Political Activity

W&L is a long-time proponent of freedom of expression, and adopted the Chicago Statement affirming freedom of expression in December 2015. W&L is unwavering in its commitment to the free and open debate of competing ideas. W&L is also subject to Internal Revenue Code § 501(c)(3) limitations prohibiting tax-exempt institutions from engaging in political activity, such as supporting or opposing candidates for public office.

In order to maintain freedom of expression, while ensuring that the political activity of our community members will not be attributed to W&L: 

1. Political activity by student organizations1 shall be governed by the Standards for Student Organizations found in the Student Handbook.2

2. Employees who desire to participate in campaign activities during their normal working hours should take personal or vacation time or leave without pay to do so.

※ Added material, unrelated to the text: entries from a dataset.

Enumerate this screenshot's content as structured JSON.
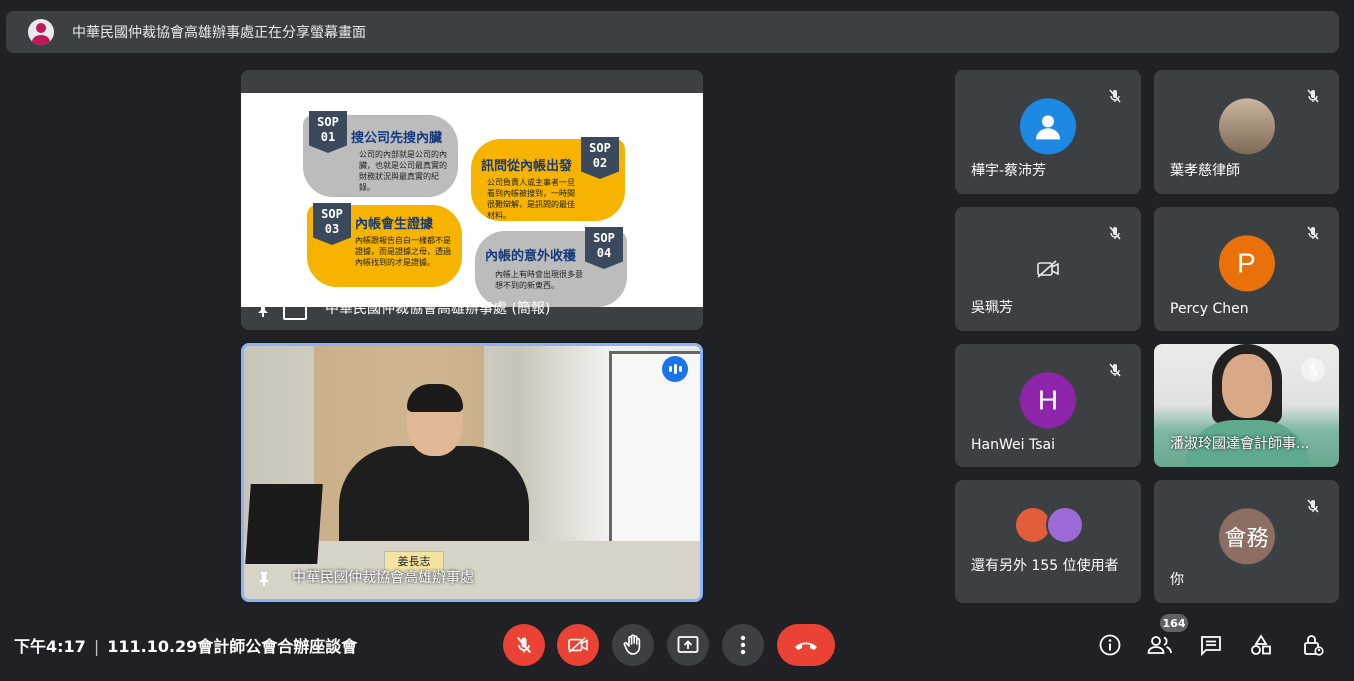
{
  "banner": {
    "text": "中華民國仲裁協會高雄辦事處正在分享螢幕畫面"
  },
  "presentation": {
    "caption": "中華民國仲裁協會高雄辦事處 (簡報)",
    "slide": {
      "items": [
        {
          "badge_top": "SOP",
          "badge_num": "01",
          "title": "搜公司先搜內臟",
          "body": "公司的內部就是公司的內臟，也就是公司最真實的財務狀況與最真實的紀錄。"
        },
        {
          "badge_top": "SOP",
          "badge_num": "02",
          "title": "訊問從內帳出發",
          "body": "公司負責人或主事者一旦看到內帳被搜到，一時間很難辯解，是訊問的最佳材料。"
        },
        {
          "badge_top": "SOP",
          "badge_num": "03",
          "title": "內帳會生證據",
          "body": "內帳跟報告自白一樣都不是證據，而是證據之母，透過內帳找到的才是證據。"
        },
        {
          "badge_top": "SOP",
          "badge_num": "04",
          "title": "內帳的意外收穫",
          "body": "內帳上有時會出現很多意想不到的新東西。"
        }
      ]
    }
  },
  "video": {
    "caption": "中華民國仲裁協會高雄辦事處",
    "nameplate": "姜長志"
  },
  "participants": [
    {
      "name": "樺宇-蔡沛芳",
      "type": "avatar-blue"
    },
    {
      "name": "葉孝慈律師",
      "type": "photo"
    },
    {
      "name": "吳珮芳",
      "type": "camera-off"
    },
    {
      "name": "Percy Chen",
      "type": "letter",
      "letter": "P",
      "color": "#e8710a"
    },
    {
      "name": "HanWei Tsai",
      "type": "letter",
      "letter": "H",
      "color": "#8e24aa"
    },
    {
      "name": "潘淑玲國達會計師事...",
      "type": "video"
    },
    {
      "name": "還有另外 155 位使用者",
      "type": "others"
    },
    {
      "name": "你",
      "type": "letter",
      "letter": "會務",
      "color": "#8d6e63"
    }
  ],
  "bottom": {
    "time": "下午4:17",
    "meeting": "111.10.29會計師公會合辦座談會",
    "participant_count": "164"
  },
  "colors": {
    "bg": "#202124",
    "tile": "#3c4043",
    "danger": "#ea4335",
    "accent": "#8ab4f8"
  }
}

3. Employees can engage in off-hours political activity, but if the University is identified (i.e. "I'd like to welcome Dr. Jane Doe, Dean of the College, Washington and Lee University"), an express statement should be made by the employee that she is conveying personal opinions that are not the opinions of the University.

4. No W&L community member (ex. employee, faculty, administrator) speaking for or on behalf of the University may advocate for or against a candidate for public office or use University resources (ex. University letterhead, secretarial, duplicating, computing, email, campus notices, etc.) to support or oppose a candidate for public office.


1Recognized Student Organization (hereinafter "Student Organization") means any student organization that has been recognized by the Executive Committee of the Student Body, the Student Bar Associations, or Student Affairs.

2IRS prohibitions on political activity do not apply to students in their individual private capacity; W&L encourages students to exercise their rights to participate in the electoral process; individual students are not prohibited from advocating for candidates on their personal property, such as posting signage in their own room in University residences, advocating for candidates on their personal social media accounts, posting campaign stickers on their private vehicles, or wearing apparel in support of a candidate for public office.